(Input data begins)

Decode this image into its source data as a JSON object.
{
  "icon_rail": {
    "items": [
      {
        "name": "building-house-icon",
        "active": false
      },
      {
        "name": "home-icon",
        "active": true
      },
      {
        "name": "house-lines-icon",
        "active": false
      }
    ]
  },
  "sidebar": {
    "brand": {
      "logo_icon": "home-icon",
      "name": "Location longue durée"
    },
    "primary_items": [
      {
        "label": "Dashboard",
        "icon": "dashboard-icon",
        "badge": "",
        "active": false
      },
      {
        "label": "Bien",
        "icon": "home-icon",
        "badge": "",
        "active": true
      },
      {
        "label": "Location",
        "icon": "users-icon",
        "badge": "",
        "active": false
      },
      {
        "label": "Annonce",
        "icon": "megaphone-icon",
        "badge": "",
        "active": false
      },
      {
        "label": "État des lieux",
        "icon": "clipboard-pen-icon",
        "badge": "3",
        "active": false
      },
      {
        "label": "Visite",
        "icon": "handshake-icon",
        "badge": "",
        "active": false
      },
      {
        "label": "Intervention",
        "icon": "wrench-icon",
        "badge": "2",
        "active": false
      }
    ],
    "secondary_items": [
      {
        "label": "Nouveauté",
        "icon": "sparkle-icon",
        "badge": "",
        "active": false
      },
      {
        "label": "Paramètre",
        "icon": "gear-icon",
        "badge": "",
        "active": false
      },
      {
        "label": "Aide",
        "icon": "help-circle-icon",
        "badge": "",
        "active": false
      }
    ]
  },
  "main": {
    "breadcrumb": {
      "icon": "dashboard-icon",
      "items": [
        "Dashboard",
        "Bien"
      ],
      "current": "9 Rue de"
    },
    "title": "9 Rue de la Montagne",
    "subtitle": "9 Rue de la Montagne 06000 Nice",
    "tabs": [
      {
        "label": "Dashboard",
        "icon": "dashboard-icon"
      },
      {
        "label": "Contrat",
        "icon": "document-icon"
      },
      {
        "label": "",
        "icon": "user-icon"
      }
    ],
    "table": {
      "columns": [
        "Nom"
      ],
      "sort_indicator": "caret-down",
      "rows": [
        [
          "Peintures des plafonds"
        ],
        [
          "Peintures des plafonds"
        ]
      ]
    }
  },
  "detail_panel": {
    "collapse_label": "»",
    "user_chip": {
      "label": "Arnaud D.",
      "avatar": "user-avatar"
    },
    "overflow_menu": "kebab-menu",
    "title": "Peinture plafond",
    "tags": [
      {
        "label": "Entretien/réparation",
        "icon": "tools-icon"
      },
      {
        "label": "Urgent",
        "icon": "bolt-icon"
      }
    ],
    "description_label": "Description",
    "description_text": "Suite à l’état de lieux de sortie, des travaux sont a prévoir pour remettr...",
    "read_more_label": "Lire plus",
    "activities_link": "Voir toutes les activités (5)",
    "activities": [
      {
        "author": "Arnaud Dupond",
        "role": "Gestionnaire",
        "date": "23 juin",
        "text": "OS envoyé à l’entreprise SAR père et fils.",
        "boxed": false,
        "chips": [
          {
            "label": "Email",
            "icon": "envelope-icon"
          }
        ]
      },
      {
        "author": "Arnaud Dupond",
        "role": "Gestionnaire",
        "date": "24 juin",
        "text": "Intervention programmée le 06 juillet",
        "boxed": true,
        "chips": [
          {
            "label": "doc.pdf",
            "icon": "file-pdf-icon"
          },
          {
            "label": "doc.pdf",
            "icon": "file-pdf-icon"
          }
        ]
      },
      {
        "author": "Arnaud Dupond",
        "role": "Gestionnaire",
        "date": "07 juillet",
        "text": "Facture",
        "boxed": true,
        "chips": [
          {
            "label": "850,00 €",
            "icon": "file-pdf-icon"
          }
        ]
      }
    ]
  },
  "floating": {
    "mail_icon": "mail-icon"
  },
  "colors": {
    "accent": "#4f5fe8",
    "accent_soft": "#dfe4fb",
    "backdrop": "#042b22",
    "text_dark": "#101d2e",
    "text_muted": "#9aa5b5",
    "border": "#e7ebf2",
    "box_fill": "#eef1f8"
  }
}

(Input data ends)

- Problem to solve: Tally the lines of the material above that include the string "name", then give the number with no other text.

- Output of the task: 4